Excerpted records.
※ ※ ※

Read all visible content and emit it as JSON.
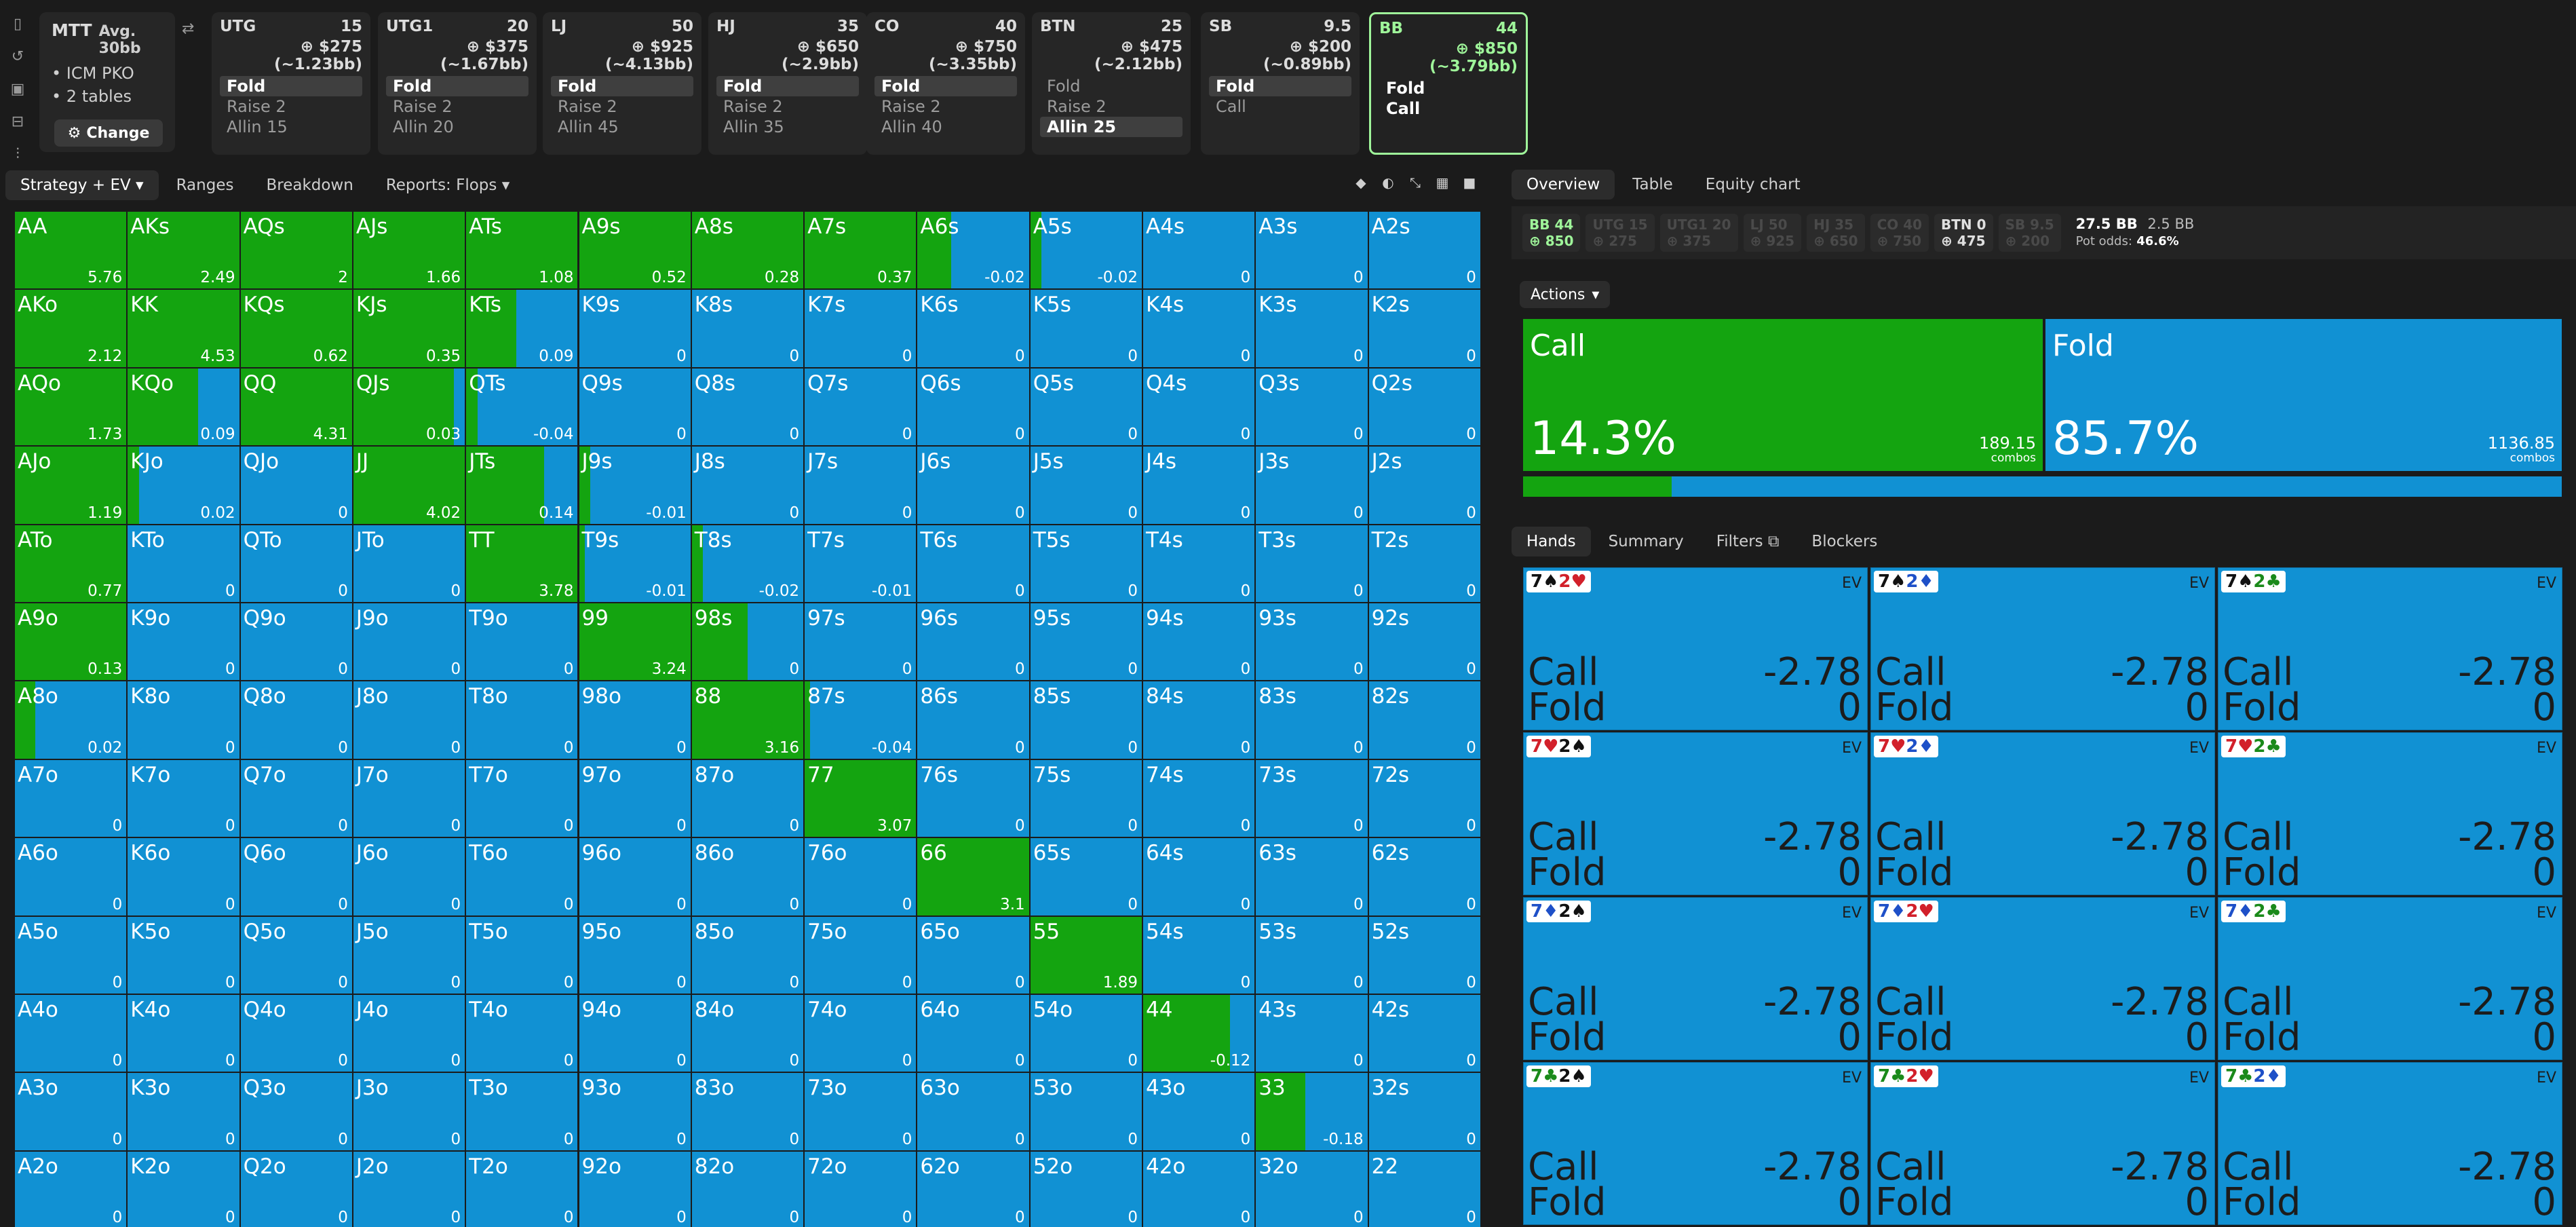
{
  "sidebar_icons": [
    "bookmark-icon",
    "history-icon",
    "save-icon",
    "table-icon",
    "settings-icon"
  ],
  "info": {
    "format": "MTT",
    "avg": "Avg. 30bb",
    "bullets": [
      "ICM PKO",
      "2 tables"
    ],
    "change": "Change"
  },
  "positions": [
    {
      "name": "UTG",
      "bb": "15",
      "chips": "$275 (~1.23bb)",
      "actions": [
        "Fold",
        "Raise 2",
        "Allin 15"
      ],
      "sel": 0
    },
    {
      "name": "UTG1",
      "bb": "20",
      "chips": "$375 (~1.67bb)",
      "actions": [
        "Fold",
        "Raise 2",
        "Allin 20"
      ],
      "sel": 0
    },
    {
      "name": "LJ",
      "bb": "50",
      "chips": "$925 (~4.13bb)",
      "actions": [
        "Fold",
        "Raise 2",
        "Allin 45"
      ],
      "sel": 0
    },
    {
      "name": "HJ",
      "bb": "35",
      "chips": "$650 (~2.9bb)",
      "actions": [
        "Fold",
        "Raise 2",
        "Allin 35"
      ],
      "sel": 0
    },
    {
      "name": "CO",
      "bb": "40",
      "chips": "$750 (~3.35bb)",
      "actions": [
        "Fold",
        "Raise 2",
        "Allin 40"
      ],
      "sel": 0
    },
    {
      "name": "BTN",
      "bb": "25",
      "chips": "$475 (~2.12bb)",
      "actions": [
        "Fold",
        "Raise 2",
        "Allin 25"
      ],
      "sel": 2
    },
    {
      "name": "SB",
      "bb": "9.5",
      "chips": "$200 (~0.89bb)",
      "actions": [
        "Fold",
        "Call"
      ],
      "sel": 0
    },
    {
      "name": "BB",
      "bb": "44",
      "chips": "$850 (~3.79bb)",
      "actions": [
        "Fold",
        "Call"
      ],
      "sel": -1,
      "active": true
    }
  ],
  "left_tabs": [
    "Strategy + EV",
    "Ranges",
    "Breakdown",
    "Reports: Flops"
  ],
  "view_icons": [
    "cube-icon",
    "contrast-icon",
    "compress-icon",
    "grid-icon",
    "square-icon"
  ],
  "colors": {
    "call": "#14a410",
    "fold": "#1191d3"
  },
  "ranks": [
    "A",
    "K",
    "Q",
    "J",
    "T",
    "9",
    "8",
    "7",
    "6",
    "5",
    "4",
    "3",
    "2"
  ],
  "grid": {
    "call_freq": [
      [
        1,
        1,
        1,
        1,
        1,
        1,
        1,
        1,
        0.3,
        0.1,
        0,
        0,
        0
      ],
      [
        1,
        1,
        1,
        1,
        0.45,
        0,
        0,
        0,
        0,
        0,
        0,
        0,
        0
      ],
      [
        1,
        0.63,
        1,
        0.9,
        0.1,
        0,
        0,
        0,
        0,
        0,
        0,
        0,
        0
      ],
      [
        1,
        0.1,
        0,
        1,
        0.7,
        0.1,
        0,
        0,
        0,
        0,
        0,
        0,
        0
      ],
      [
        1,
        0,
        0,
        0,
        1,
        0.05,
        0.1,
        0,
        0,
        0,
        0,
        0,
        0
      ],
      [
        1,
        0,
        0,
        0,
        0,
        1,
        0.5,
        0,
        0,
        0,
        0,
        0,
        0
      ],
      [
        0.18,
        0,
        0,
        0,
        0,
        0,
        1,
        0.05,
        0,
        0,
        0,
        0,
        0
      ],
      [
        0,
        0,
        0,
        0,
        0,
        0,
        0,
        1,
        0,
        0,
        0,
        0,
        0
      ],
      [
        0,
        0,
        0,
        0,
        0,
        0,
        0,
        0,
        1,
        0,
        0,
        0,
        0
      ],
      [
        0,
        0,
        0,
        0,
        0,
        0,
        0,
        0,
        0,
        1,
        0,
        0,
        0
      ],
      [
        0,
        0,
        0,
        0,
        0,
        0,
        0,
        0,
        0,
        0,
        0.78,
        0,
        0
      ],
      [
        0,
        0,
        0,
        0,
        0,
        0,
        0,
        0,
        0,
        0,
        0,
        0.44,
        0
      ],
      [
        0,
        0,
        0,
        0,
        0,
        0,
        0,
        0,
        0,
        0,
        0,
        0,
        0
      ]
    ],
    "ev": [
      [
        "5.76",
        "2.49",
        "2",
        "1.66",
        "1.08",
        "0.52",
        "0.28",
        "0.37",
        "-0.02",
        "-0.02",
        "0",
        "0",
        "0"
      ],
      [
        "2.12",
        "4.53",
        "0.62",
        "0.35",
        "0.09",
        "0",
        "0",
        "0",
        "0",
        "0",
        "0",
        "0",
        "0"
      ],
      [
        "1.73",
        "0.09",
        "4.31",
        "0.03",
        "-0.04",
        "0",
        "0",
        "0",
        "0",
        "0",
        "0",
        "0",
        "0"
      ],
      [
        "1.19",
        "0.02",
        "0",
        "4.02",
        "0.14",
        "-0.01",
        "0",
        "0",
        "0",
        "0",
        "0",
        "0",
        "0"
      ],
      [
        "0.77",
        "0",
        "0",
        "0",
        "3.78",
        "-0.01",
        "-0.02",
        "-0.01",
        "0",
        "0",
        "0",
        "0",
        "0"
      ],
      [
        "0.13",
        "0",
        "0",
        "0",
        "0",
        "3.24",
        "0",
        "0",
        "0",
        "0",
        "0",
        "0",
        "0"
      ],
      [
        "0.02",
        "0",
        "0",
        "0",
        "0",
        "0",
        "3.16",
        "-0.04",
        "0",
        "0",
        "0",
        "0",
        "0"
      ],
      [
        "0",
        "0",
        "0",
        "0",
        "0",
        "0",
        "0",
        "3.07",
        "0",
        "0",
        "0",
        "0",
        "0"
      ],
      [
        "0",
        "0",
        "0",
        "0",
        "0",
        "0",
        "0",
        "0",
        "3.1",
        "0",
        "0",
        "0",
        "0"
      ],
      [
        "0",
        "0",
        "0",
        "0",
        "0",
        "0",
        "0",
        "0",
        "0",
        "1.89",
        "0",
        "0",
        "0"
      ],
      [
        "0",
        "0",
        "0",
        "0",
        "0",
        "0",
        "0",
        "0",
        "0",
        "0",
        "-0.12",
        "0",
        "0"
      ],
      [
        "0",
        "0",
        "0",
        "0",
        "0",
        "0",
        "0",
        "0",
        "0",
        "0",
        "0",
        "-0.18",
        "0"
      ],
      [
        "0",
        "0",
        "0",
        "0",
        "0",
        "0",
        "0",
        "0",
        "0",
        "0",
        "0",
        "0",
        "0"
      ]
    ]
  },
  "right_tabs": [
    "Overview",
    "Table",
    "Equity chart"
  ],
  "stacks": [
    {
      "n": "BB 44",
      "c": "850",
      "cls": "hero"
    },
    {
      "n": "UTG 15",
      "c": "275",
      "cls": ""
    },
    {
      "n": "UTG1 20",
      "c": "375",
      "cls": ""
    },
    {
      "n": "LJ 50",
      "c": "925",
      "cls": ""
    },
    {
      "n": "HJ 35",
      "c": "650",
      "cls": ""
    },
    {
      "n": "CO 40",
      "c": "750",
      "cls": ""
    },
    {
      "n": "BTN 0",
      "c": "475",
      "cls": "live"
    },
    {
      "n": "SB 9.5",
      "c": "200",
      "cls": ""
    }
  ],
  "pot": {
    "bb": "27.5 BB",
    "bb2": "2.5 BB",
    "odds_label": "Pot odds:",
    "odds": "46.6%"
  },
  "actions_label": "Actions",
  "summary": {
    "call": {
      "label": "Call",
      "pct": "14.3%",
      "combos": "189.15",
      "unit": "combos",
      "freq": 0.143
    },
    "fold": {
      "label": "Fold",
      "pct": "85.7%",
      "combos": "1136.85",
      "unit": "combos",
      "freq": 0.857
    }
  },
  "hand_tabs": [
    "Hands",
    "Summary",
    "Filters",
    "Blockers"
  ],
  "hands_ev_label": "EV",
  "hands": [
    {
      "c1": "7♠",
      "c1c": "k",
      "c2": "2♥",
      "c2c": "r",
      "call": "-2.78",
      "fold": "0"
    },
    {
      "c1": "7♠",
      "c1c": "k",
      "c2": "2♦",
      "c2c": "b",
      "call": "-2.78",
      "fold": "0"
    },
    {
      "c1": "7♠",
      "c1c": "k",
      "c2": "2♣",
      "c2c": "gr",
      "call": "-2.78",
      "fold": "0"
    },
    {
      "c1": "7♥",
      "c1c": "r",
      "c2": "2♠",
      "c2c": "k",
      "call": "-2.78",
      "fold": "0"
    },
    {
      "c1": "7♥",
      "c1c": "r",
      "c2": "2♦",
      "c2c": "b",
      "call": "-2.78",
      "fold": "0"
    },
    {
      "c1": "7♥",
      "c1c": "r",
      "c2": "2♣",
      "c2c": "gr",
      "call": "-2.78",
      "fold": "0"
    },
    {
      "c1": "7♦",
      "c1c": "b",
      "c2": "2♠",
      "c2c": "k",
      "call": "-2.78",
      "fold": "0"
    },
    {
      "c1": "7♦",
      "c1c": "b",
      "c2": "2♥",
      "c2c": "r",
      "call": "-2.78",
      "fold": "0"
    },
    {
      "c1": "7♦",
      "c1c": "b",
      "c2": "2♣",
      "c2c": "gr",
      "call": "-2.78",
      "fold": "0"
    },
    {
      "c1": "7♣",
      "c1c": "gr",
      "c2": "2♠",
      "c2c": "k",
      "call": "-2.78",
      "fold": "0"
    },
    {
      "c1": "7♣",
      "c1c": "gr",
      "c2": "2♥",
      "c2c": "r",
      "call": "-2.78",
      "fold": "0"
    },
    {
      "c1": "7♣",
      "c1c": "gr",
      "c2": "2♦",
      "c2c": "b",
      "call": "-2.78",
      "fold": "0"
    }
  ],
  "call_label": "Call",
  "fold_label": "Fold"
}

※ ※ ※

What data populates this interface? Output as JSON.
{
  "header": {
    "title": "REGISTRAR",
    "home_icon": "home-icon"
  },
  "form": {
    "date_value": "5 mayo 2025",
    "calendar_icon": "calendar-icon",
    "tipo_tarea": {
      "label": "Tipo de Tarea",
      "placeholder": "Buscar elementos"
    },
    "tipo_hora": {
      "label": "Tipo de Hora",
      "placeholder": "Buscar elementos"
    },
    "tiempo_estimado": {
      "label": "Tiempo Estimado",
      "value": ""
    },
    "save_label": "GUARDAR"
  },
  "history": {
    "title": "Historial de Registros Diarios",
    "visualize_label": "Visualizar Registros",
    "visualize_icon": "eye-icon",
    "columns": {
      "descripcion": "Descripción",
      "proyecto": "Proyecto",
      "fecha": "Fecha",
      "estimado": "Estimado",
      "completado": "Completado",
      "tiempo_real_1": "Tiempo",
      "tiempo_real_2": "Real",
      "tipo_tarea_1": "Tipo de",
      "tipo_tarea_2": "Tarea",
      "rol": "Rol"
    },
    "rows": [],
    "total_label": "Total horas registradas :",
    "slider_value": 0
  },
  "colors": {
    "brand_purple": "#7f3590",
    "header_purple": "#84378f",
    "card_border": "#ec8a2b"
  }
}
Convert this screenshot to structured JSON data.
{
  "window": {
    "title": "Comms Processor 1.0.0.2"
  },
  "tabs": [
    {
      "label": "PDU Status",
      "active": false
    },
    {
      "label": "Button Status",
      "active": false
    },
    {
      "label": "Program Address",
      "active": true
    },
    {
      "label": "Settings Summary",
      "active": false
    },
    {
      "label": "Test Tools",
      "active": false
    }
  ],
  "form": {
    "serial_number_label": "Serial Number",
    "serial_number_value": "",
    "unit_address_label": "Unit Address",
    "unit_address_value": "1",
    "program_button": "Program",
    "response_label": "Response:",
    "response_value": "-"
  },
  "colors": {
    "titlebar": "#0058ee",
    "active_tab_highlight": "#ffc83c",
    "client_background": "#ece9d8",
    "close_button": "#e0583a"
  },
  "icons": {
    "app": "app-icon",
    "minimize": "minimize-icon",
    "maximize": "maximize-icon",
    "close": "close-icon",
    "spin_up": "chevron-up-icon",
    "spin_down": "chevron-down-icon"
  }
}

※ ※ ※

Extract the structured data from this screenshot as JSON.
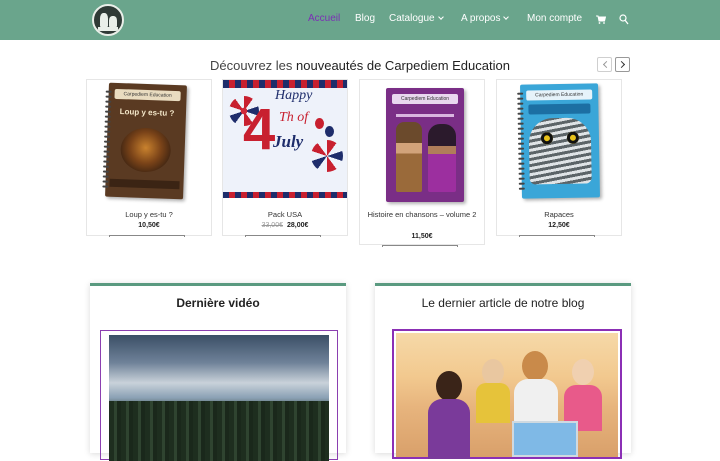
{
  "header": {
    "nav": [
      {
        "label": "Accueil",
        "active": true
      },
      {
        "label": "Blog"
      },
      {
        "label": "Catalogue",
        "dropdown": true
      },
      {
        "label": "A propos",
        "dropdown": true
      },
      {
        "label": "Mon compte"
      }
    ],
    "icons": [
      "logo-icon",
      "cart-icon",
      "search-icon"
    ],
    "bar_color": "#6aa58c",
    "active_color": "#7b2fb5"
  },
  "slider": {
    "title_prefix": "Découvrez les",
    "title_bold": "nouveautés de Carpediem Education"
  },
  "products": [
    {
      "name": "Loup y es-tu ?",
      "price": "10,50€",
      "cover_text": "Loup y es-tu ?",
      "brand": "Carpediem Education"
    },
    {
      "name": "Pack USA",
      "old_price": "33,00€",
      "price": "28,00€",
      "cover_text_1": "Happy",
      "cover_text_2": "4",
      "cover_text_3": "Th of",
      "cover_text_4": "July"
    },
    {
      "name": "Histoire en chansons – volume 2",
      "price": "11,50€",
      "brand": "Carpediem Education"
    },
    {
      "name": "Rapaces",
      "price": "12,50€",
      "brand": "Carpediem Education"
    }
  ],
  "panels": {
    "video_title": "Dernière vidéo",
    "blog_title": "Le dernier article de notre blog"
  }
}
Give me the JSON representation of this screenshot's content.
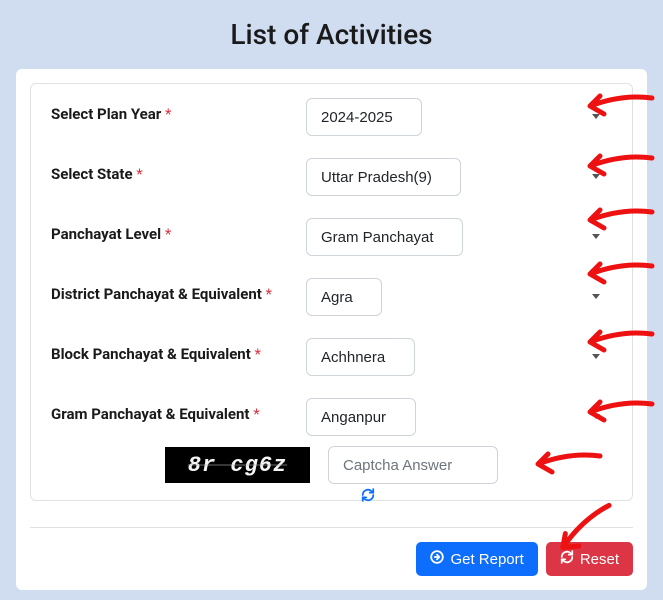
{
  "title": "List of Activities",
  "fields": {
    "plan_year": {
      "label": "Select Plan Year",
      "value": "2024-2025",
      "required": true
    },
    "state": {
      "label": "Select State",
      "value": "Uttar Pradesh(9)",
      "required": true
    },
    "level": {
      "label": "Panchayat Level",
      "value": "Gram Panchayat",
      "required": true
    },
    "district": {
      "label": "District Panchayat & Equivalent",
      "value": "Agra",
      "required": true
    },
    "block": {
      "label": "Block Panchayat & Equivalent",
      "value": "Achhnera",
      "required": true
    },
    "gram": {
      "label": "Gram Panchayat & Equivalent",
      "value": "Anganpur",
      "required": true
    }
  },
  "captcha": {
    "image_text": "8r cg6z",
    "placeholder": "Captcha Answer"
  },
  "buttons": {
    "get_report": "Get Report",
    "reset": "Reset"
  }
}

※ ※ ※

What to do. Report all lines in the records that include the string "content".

Response to the task.
Read all visible content and emit it as JSON.
Give me the JSON representation of this screenshot's content.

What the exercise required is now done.